§ What to do
Return only those lines of the records below in which "reviews" appears.

━━━━━ Record extracts ━━━━━

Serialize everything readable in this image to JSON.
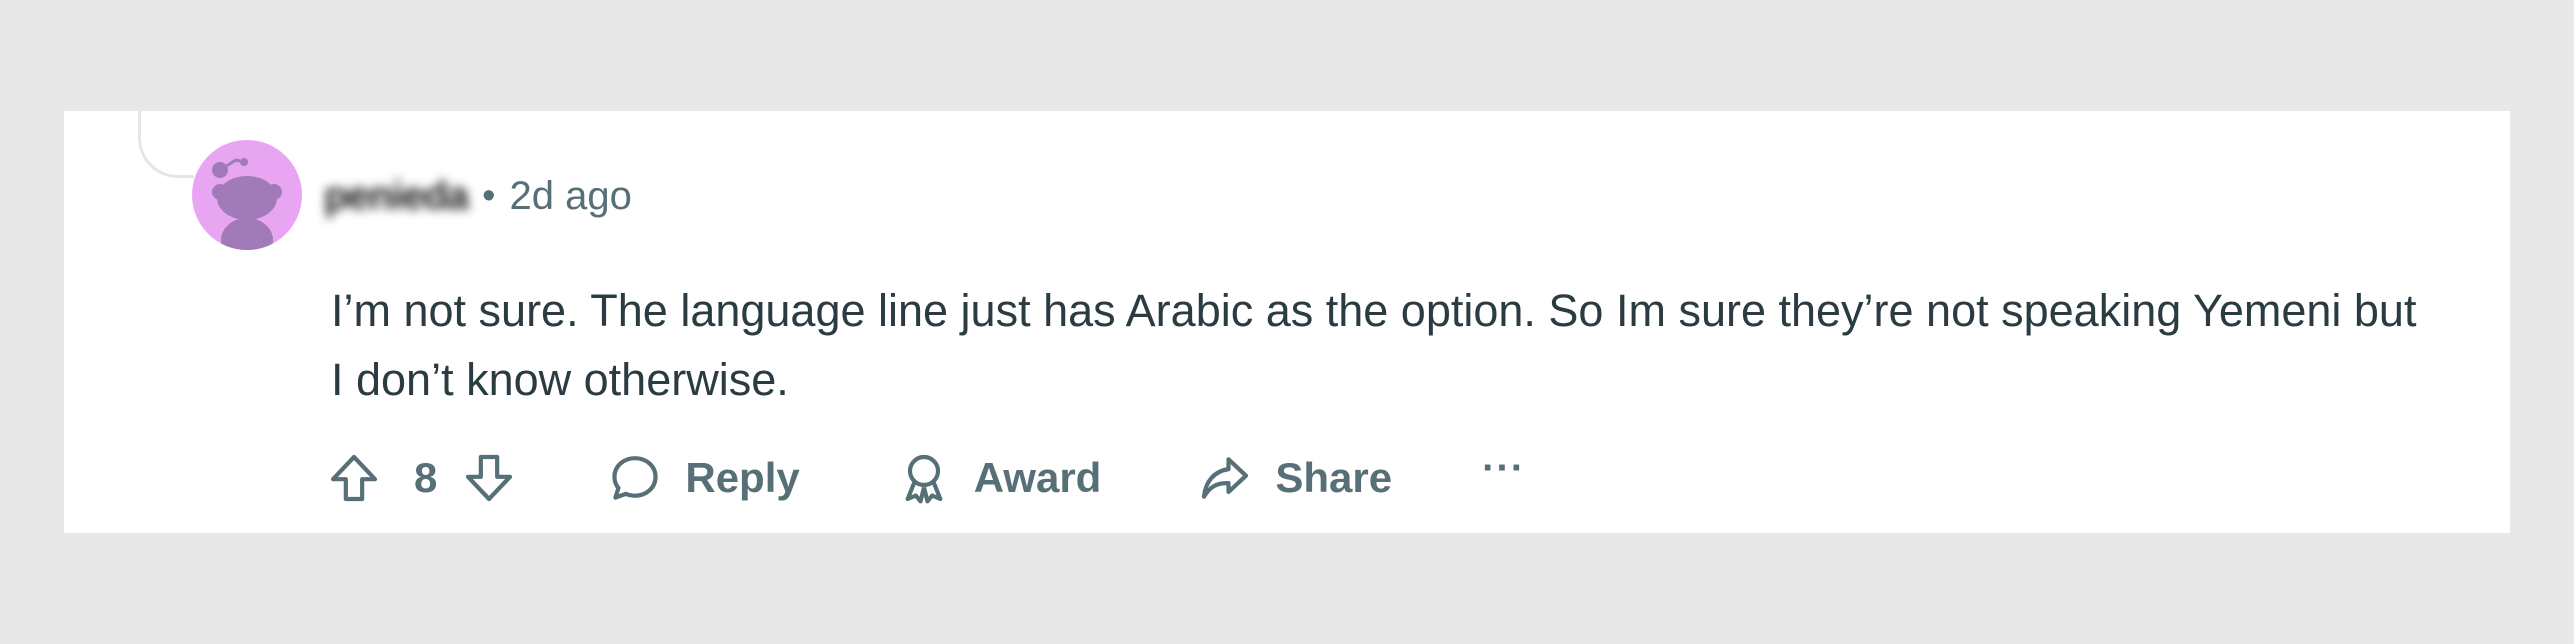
{
  "comment": {
    "username": "penieda",
    "separator": "•",
    "timestamp": "2d ago",
    "body": "I’m not sure. The language line just has Arabic as the option. So Im sure they’re not speaking Yemeni but I don’t know otherwise."
  },
  "actions": {
    "vote_count": "8",
    "reply_label": "Reply",
    "award_label": "Award",
    "share_label": "Share",
    "more_label": "···"
  },
  "icons": {
    "upvote": "arrow-up-outline-icon",
    "downvote": "arrow-down-outline-icon",
    "reply": "speech-bubble-icon",
    "award": "award-ribbon-icon",
    "share": "share-arrow-icon",
    "avatar": "snoo-avatar-icon"
  },
  "colors": {
    "page_bg": "#e8e8e8",
    "card_bg": "#ffffff",
    "avatar_bg": "#e8a6f2",
    "text": "#2a3c42",
    "muted": "#576f76"
  }
}
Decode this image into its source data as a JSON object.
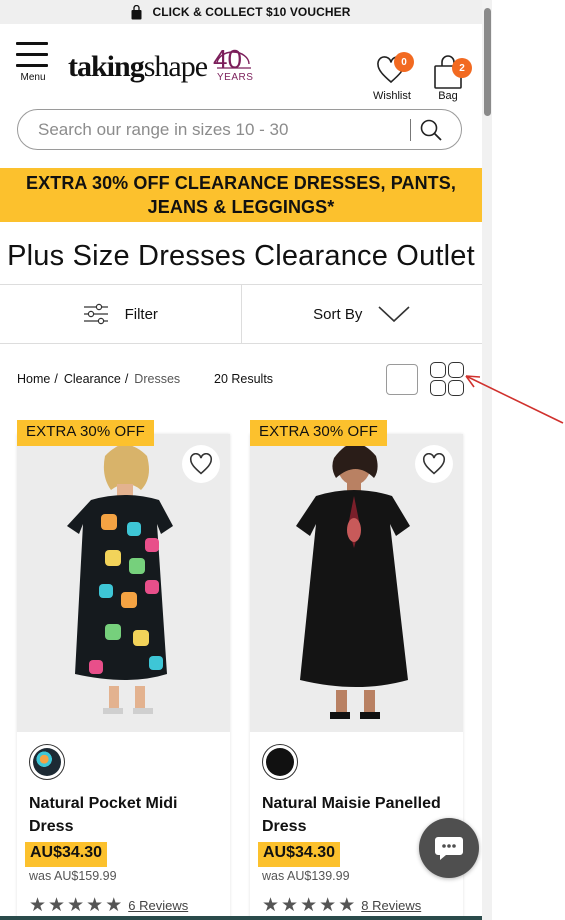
{
  "topbar": {
    "text": "CLICK & COLLECT $10 VOUCHER",
    "icon": "shopping-bag-icon"
  },
  "header": {
    "menu_label": "Menu",
    "logo": {
      "word_bold": "taking",
      "word_light": "shape",
      "forty": "40",
      "years": "YEARS"
    },
    "wishlist": {
      "label": "Wishlist",
      "count": "0",
      "icon": "heart-icon"
    },
    "bag": {
      "label": "Bag",
      "count": "2",
      "icon": "bag-icon"
    }
  },
  "search": {
    "placeholder": "Search our range in sizes 10 - 30",
    "icon": "search-icon"
  },
  "promo_banner": {
    "line1": "EXTRA 30% OFF CLEARANCE DRESSES, PANTS,",
    "line2": "JEANS & LEGGINGS*"
  },
  "page_title": "Plus Size Dresses Clearance Outlet",
  "filterbar": {
    "filter_label": "Filter",
    "sort_label": "Sort By"
  },
  "breadcrumb": {
    "items": [
      "Home",
      "Clearance",
      "Dresses"
    ],
    "separator": "/"
  },
  "results": "20 Results",
  "products": [
    {
      "tag": "EXTRA 30% OFF",
      "name": "Natural Pocket Midi Dress",
      "price": "AU$34.30",
      "was": "was AU$159.99",
      "rating": 5,
      "reviews": "6 Reviews",
      "swatch_color": "#1d2a34"
    },
    {
      "tag": "EXTRA 30% OFF",
      "name": "Natural Maisie Panelled Dress",
      "price": "AU$34.30",
      "was": "was AU$139.99",
      "rating": 5,
      "reviews": "8 Reviews",
      "swatch_color": "#111111"
    }
  ],
  "colors": {
    "accent": "#fcc12d",
    "badge": "#f26a21",
    "logo_purple": "#7b1e5a",
    "annotation_arrow": "#d0312d"
  }
}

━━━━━

§ Exercise solution
      "reviews": "6 Reviews",
      "reviews": "8 Reviews",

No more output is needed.